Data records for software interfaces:
======

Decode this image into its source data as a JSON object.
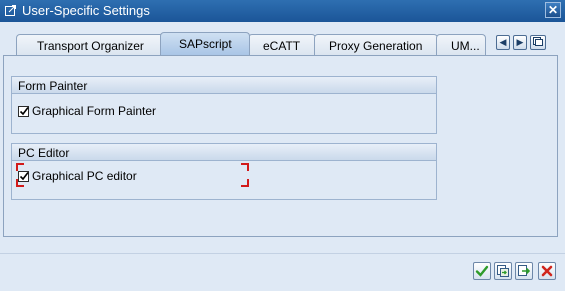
{
  "window": {
    "title": "User-Specific Settings"
  },
  "tabs": [
    {
      "label": "Transport Organizer",
      "active": false
    },
    {
      "label": "SAPscript",
      "active": true
    },
    {
      "label": "eCATT",
      "active": false
    },
    {
      "label": "Proxy Generation",
      "active": false
    },
    {
      "label": "UM...",
      "active": false
    }
  ],
  "groups": {
    "form_painter": {
      "title": "Form Painter",
      "option": {
        "label": "Graphical Form Painter",
        "checked": true
      }
    },
    "pc_editor": {
      "title": "PC Editor",
      "option": {
        "label": "Graphical PC editor",
        "checked": true
      }
    }
  },
  "icons": {
    "window": "settings-window-icon",
    "close": "close-icon",
    "tab_prev": "arrow-left-icon",
    "tab_next": "arrow-right-icon",
    "tab_list": "tab-list-icon",
    "confirm": "checkmark-icon",
    "copy": "copy-icon",
    "transfer": "transfer-icon",
    "cancel": "cancel-icon"
  },
  "colors": {
    "title_bar": "#1b5598",
    "background": "#dfe9f5",
    "focus_marker": "#d21a1a"
  }
}
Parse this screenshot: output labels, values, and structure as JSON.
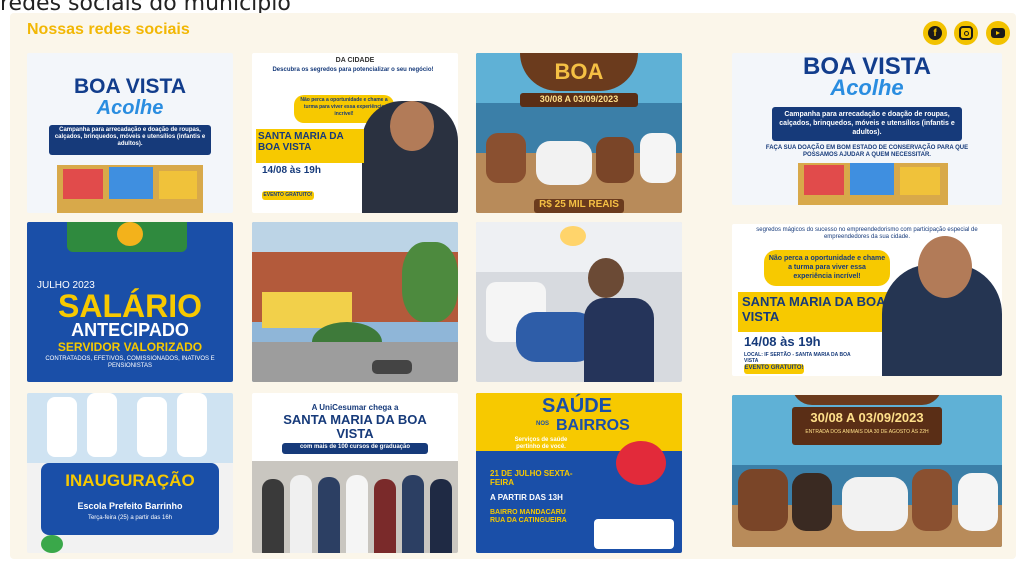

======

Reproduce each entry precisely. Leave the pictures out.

Decode this image into its source data as a JSON object.
{
  "window": {
    "title": "User-Specific Settings"
  },
  "tabs": [
    {
      "label": "Transport Organizer",
      "active": false
    },
    {
      "label": "SAPscript",
      "active": true
    },
    {
      "label": "eCATT",
      "active": false
    },
    {
      "label": "Proxy Generation",
      "active": false
    },
    {
      "label": "UM...",
      "active": false
    }
  ],
  "groups": {
    "form_painter": {
      "title": "Form Painter",
      "option": {
        "label": "Graphical Form Painter",
        "checked": true
      }
    },
    "pc_editor": {
      "title": "PC Editor",
      "option": {
        "label": "Graphical PC editor",
        "checked": true
      }
    }
  },
  "icons": {
    "window": "settings-window-icon",
    "close": "close-icon",
    "tab_prev": "arrow-left-icon",
    "tab_next": "arrow-right-icon",
    "tab_list": "tab-list-icon",
    "confirm": "checkmark-icon",
    "copy": "copy-icon",
    "transfer": "transfer-icon",
    "cancel": "cancel-icon"
  },
  "colors": {
    "title_bar": "#1b5598",
    "background": "#dfe9f5",
    "focus_marker": "#d21a1a"
  }
}
Parse this screenshot: output labels, values, and structure as JSON.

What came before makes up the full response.